▸ **Dataset records**
***
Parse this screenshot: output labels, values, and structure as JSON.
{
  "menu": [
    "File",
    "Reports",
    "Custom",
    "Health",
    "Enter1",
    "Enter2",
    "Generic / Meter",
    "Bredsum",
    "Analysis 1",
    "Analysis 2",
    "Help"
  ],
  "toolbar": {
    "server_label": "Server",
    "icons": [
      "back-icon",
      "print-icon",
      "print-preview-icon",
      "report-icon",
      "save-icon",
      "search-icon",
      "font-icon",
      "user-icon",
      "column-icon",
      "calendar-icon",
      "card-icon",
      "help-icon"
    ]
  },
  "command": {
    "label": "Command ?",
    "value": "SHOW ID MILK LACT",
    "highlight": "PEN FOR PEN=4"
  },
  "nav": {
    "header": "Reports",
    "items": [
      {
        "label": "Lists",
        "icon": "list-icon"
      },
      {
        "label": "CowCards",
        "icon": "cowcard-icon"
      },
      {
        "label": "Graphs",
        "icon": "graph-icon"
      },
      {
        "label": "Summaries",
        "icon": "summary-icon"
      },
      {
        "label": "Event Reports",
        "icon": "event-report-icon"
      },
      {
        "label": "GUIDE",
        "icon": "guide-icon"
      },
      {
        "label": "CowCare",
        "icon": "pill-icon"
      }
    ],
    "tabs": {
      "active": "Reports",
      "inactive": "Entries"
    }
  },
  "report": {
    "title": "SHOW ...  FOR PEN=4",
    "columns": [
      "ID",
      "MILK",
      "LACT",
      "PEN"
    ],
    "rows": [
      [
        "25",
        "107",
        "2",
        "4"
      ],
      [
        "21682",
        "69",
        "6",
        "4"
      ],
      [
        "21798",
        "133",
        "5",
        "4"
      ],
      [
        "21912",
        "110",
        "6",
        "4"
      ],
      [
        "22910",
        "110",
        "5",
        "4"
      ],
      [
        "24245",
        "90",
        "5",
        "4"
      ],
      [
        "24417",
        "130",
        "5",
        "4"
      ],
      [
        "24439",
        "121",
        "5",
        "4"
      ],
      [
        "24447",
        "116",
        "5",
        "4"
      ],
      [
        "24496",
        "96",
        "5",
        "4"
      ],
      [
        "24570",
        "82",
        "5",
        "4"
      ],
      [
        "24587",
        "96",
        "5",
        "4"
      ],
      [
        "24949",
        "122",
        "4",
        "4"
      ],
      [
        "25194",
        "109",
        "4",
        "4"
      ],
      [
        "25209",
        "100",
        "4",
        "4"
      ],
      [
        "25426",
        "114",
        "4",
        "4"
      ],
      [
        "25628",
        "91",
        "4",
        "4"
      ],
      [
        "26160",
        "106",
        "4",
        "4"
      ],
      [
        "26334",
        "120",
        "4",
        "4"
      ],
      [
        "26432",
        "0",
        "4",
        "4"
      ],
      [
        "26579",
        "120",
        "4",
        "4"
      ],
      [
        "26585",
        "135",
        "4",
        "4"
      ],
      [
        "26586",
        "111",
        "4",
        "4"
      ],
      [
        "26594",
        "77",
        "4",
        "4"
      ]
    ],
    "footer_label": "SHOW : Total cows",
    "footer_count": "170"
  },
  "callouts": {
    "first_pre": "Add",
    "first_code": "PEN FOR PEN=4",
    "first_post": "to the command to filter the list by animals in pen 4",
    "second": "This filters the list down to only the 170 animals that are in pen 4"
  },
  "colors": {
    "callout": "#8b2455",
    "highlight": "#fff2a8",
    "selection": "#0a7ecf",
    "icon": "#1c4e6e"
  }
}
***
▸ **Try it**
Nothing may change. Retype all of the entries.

▸ **Written answer**
Parse this screenshot: output labels, values, and structure as JSON.
{
  "menu": [
    "File",
    "Reports",
    "Custom",
    "Health",
    "Enter1",
    "Enter2",
    "Generic / Meter",
    "Bredsum",
    "Analysis 1",
    "Analysis 2",
    "Help"
  ],
  "toolbar": {
    "server_label": "Server",
    "icons": [
      "back-icon",
      "print-icon",
      "print-preview-icon",
      "report-icon",
      "save-icon",
      "search-icon",
      "font-icon",
      "user-icon",
      "column-icon",
      "calendar-icon",
      "card-icon",
      "help-icon"
    ]
  },
  "command": {
    "label": "Command ?",
    "value": "SHOW ID MILK LACT",
    "highlight": "PEN FOR PEN=4"
  },
  "nav": {
    "header": "Reports",
    "items": [
      {
        "label": "Lists",
        "icon": "list-icon"
      },
      {
        "label": "CowCards",
        "icon": "cowcard-icon"
      },
      {
        "label": "Graphs",
        "icon": "graph-icon"
      },
      {
        "label": "Summaries",
        "icon": "summary-icon"
      },
      {
        "label": "Event Reports",
        "icon": "event-report-icon"
      },
      {
        "label": "GUIDE",
        "icon": "guide-icon"
      },
      {
        "label": "CowCare",
        "icon": "pill-icon"
      }
    ],
    "tabs": {
      "active": "Reports",
      "inactive": "Entries"
    }
  },
  "report": {
    "title": "SHOW ...  FOR PEN=4",
    "columns": [
      "ID",
      "MILK",
      "LACT",
      "PEN"
    ],
    "rows": [
      [
        "25",
        "107",
        "2",
        "4"
      ],
      [
        "21682",
        "69",
        "6",
        "4"
      ],
      [
        "21798",
        "133",
        "5",
        "4"
      ],
      [
        "21912",
        "110",
        "6",
        "4"
      ],
      [
        "22910",
        "110",
        "5",
        "4"
      ],
      [
        "24245",
        "90",
        "5",
        "4"
      ],
      [
        "24417",
        "130",
        "5",
        "4"
      ],
      [
        "24439",
        "121",
        "5",
        "4"
      ],
      [
        "24447",
        "116",
        "5",
        "4"
      ],
      [
        "24496",
        "96",
        "5",
        "4"
      ],
      [
        "24570",
        "82",
        "5",
        "4"
      ],
      [
        "24587",
        "96",
        "5",
        "4"
      ],
      [
        "24949",
        "122",
        "4",
        "4"
      ],
      [
        "25194",
        "109",
        "4",
        "4"
      ],
      [
        "25209",
        "100",
        "4",
        "4"
      ],
      [
        "25426",
        "114",
        "4",
        "4"
      ],
      [
        "25628",
        "91",
        "4",
        "4"
      ],
      [
        "26160",
        "106",
        "4",
        "4"
      ],
      [
        "26334",
        "120",
        "4",
        "4"
      ],
      [
        "26432",
        "0",
        "4",
        "4"
      ],
      [
        "26579",
        "120",
        "4",
        "4"
      ],
      [
        "26585",
        "135",
        "4",
        "4"
      ],
      [
        "26586",
        "111",
        "4",
        "4"
      ],
      [
        "26594",
        "77",
        "4",
        "4"
      ]
    ],
    "footer_label": "SHOW : Total cows",
    "footer_count": "170"
  },
  "callouts": {
    "first_pre": "Add",
    "first_code": "PEN FOR PEN=4",
    "first_post": "to the command to filter the list by animals in pen 4",
    "second": "This filters the list down to only the 170 animals that are in pen 4"
  },
  "colors": {
    "callout": "#8b2455",
    "highlight": "#fff2a8",
    "selection": "#0a7ecf",
    "icon": "#1c4e6e"
  }
}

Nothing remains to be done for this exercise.